*EXERCISE OBJECTIVE*.
Every entry that follows should be written out again exactly.

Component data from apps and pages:
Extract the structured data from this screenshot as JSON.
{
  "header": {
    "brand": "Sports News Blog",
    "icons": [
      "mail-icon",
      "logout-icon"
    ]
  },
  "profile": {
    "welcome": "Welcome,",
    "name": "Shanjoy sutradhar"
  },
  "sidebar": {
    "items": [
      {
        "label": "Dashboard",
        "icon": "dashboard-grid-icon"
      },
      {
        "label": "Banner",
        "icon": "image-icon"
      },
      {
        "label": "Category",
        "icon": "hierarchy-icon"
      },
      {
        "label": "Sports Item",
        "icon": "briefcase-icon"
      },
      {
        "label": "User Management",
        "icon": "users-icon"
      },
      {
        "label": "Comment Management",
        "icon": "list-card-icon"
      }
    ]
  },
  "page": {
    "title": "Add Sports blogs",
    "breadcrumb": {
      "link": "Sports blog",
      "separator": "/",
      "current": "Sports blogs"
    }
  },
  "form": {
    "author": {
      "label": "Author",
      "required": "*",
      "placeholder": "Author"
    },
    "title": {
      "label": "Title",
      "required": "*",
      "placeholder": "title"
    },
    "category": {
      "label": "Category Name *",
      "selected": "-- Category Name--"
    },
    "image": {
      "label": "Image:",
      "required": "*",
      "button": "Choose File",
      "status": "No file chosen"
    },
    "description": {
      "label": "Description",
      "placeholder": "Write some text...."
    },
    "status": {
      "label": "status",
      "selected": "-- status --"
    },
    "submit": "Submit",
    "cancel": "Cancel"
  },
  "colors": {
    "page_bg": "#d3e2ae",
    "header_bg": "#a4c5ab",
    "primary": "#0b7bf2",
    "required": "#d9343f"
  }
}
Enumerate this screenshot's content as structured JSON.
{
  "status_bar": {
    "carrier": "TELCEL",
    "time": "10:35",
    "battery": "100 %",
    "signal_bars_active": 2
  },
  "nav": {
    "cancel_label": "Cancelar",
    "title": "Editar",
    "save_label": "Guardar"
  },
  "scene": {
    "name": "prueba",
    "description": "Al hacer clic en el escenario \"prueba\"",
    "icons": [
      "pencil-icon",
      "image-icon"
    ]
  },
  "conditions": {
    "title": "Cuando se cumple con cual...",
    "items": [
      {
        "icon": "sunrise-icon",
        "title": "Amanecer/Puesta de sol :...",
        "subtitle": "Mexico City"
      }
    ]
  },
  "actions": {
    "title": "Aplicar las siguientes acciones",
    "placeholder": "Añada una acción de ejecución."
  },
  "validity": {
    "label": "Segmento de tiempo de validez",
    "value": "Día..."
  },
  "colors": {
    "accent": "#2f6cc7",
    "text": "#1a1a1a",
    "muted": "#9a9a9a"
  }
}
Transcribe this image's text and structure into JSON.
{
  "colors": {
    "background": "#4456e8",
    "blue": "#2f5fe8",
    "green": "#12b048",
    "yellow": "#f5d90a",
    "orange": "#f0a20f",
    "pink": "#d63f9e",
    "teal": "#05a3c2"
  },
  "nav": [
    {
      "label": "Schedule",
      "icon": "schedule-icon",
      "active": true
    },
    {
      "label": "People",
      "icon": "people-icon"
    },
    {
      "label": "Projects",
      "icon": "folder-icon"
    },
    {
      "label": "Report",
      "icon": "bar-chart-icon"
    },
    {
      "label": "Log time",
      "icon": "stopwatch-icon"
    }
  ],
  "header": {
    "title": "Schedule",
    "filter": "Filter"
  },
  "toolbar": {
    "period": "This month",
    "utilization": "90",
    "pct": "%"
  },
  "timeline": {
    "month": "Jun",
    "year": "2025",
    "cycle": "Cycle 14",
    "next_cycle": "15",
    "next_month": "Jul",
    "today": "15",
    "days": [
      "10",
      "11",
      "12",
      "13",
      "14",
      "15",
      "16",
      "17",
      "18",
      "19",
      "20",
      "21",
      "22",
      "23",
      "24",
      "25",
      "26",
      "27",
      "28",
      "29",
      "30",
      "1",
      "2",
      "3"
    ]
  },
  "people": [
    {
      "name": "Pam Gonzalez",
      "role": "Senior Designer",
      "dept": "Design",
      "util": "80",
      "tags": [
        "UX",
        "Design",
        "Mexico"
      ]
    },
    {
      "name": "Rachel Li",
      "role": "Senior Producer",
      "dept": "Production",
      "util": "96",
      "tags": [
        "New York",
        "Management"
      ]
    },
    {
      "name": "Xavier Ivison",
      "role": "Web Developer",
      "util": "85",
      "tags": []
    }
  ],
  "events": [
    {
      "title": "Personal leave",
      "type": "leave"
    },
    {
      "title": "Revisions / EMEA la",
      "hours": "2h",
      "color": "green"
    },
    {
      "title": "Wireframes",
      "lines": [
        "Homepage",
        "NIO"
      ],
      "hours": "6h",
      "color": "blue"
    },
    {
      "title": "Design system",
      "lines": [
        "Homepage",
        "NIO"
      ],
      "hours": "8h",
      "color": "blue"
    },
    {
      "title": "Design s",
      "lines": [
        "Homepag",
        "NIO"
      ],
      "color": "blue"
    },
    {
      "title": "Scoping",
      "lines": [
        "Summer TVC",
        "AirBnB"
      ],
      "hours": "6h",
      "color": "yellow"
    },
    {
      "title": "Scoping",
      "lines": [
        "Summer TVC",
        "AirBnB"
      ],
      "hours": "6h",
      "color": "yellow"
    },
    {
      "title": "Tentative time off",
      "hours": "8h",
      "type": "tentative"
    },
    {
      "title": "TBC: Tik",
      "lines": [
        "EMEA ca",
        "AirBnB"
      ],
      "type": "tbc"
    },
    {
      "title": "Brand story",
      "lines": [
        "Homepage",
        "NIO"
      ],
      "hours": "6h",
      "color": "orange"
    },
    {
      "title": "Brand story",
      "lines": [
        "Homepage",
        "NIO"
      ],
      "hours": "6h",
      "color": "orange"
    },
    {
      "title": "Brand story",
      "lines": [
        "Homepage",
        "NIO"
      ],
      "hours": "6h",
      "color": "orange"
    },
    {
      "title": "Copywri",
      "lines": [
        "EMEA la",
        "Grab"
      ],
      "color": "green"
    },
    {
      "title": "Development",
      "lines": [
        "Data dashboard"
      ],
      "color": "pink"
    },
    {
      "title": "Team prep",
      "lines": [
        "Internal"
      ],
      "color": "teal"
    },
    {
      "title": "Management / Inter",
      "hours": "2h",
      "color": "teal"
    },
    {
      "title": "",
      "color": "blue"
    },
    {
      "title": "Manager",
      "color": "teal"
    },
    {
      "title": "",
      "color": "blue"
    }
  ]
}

*TASK OUTPUT*.
Extract the structured data from this screenshot as JSON.
{
  "header": {
    "brand": "Sports News Blog",
    "icons": [
      "mail-icon",
      "logout-icon"
    ]
  },
  "profile": {
    "welcome": "Welcome,",
    "name": "Shanjoy sutradhar"
  },
  "sidebar": {
    "items": [
      {
        "label": "Dashboard",
        "icon": "dashboard-grid-icon"
      },
      {
        "label": "Banner",
        "icon": "image-icon"
      },
      {
        "label": "Category",
        "icon": "hierarchy-icon"
      },
      {
        "label": "Sports Item",
        "icon": "briefcase-icon"
      },
      {
        "label": "User Management",
        "icon": "users-icon"
      },
      {
        "label": "Comment Management",
        "icon": "list-card-icon"
      }
    ]
  },
  "page": {
    "title": "Add Sports blogs",
    "breadcrumb": {
      "link": "Sports blog",
      "separator": "/",
      "current": "Sports blogs"
    }
  },
  "form": {
    "author": {
      "label": "Author",
      "required": "*",
      "placeholder": "Author"
    },
    "title": {
      "label": "Title",
      "required": "*",
      "placeholder": "title"
    },
    "category": {
      "label": "Category Name *",
      "selected": "-- Category Name--"
    },
    "image": {
      "label": "Image:",
      "required": "*",
      "button": "Choose File",
      "status": "No file chosen"
    },
    "description": {
      "label": "Description",
      "placeholder": "Write some text...."
    },
    "status": {
      "label": "status",
      "selected": "-- status --"
    },
    "submit": "Submit",
    "cancel": "Cancel"
  },
  "colors": {
    "page_bg": "#d3e2ae",
    "header_bg": "#a4c5ab",
    "primary": "#0b7bf2",
    "required": "#d9343f"
  }
}
Enumerate this screenshot's content as structured JSON.
{
  "status_bar": {
    "carrier": "TELCEL",
    "time": "10:35",
    "battery": "100 %",
    "signal_bars_active": 2
  },
  "nav": {
    "cancel_label": "Cancelar",
    "title": "Editar",
    "save_label": "Guardar"
  },
  "scene": {
    "name": "prueba",
    "description": "Al hacer clic en el escenario \"prueba\"",
    "icons": [
      "pencil-icon",
      "image-icon"
    ]
  },
  "conditions": {
    "title": "Cuando se cumple con cual...",
    "items": [
      {
        "icon": "sunrise-icon",
        "title": "Amanecer/Puesta de sol :...",
        "subtitle": "Mexico City"
      }
    ]
  },
  "actions": {
    "title": "Aplicar las siguientes acciones",
    "placeholder": "Añada una acción de ejecución."
  },
  "validity": {
    "label": "Segmento de tiempo de validez",
    "value": "Día..."
  },
  "colors": {
    "accent": "#2f6cc7",
    "text": "#1a1a1a",
    "muted": "#9a9a9a"
  }
}
Transcribe this image's text and structure into JSON.
{
  "colors": {
    "background": "#4456e8",
    "blue": "#2f5fe8",
    "green": "#12b048",
    "yellow": "#f5d90a",
    "orange": "#f0a20f",
    "pink": "#d63f9e",
    "teal": "#05a3c2"
  },
  "nav": [
    {
      "label": "Schedule",
      "icon": "schedule-icon",
      "active": true
    },
    {
      "label": "People",
      "icon": "people-icon"
    },
    {
      "label": "Projects",
      "icon": "folder-icon"
    },
    {
      "label": "Report",
      "icon": "bar-chart-icon"
    },
    {
      "label": "Log time",
      "icon": "stopwatch-icon"
    }
  ],
  "header": {
    "title": "Schedule",
    "filter": "Filter"
  },
  "toolbar": {
    "period": "This month",
    "utilization": "90",
    "pct": "%"
  },
  "timeline": {
    "month": "Jun",
    "year": "2025",
    "cycle": "Cycle 14",
    "next_cycle": "15",
    "next_month": "Jul",
    "today": "15",
    "days": [
      "10",
      "11",
      "12",
      "13",
      "14",
      "15",
      "16",
      "17",
      "18",
      "19",
      "20",
      "21",
      "22",
      "23",
      "24",
      "25",
      "26",
      "27",
      "28",
      "29",
      "30",
      "1",
      "2",
      "3"
    ]
  },
  "people": [
    {
      "name": "Pam Gonzalez",
      "role": "Senior Designer",
      "dept": "Design",
      "util": "80",
      "tags": [
        "UX",
        "Design",
        "Mexico"
      ]
    },
    {
      "name": "Rachel Li",
      "role": "Senior Producer",
      "dept": "Production",
      "util": "96",
      "tags": [
        "New York",
        "Management"
      ]
    },
    {
      "name": "Xavier Ivison",
      "role": "Web Developer",
      "util": "85",
      "tags": []
    }
  ],
  "events": [
    {
      "title": "Personal leave",
      "type": "leave"
    },
    {
      "title": "Revisions / EMEA la",
      "hours": "2h",
      "color": "green"
    },
    {
      "title": "Wireframes",
      "lines": [
        "Homepage",
        "NIO"
      ],
      "hours": "6h",
      "color": "blue"
    },
    {
      "title": "Design system",
      "lines": [
        "Homepage",
        "NIO"
      ],
      "hours": "8h",
      "color": "blue"
    },
    {
      "title": "Design s",
      "lines": [
        "Homepag",
        "NIO"
      ],
      "color": "blue"
    },
    {
      "title": "Scoping",
      "lines": [
        "Summer TVC",
        "AirBnB"
      ],
      "hours": "6h",
      "color": "yellow"
    },
    {
      "title": "Scoping",
      "lines": [
        "Summer TVC",
        "AirBnB"
      ],
      "hours": "6h",
      "color": "yellow"
    },
    {
      "title": "Tentative time off",
      "hours": "8h",
      "type": "tentative"
    },
    {
      "title": "TBC: Tik",
      "lines": [
        "EMEA ca",
        "AirBnB"
      ],
      "type": "tbc"
    },
    {
      "title": "Brand story",
      "lines": [
        "Homepage",
        "NIO"
      ],
      "hours": "6h",
      "color": "orange"
    },
    {
      "title": "Brand story",
      "lines": [
        "Homepage",
        "NIO"
      ],
      "hours": "6h",
      "color": "orange"
    },
    {
      "title": "Brand story",
      "lines": [
        "Homepage",
        "NIO"
      ],
      "hours": "6h",
      "color": "orange"
    },
    {
      "title": "Copywri",
      "lines": [
        "EMEA la",
        "Grab"
      ],
      "color": "green"
    },
    {
      "title": "Development",
      "lines": [
        "Data dashboard"
      ],
      "color": "pink"
    },
    {
      "title": "Team prep",
      "lines": [
        "Internal"
      ],
      "color": "teal"
    },
    {
      "title": "Management / Inter",
      "hours": "2h",
      "color": "teal"
    },
    {
      "title": "",
      "color": "blue"
    },
    {
      "title": "Manager",
      "color": "teal"
    },
    {
      "title": "",
      "color": "blue"
    }
  ]
}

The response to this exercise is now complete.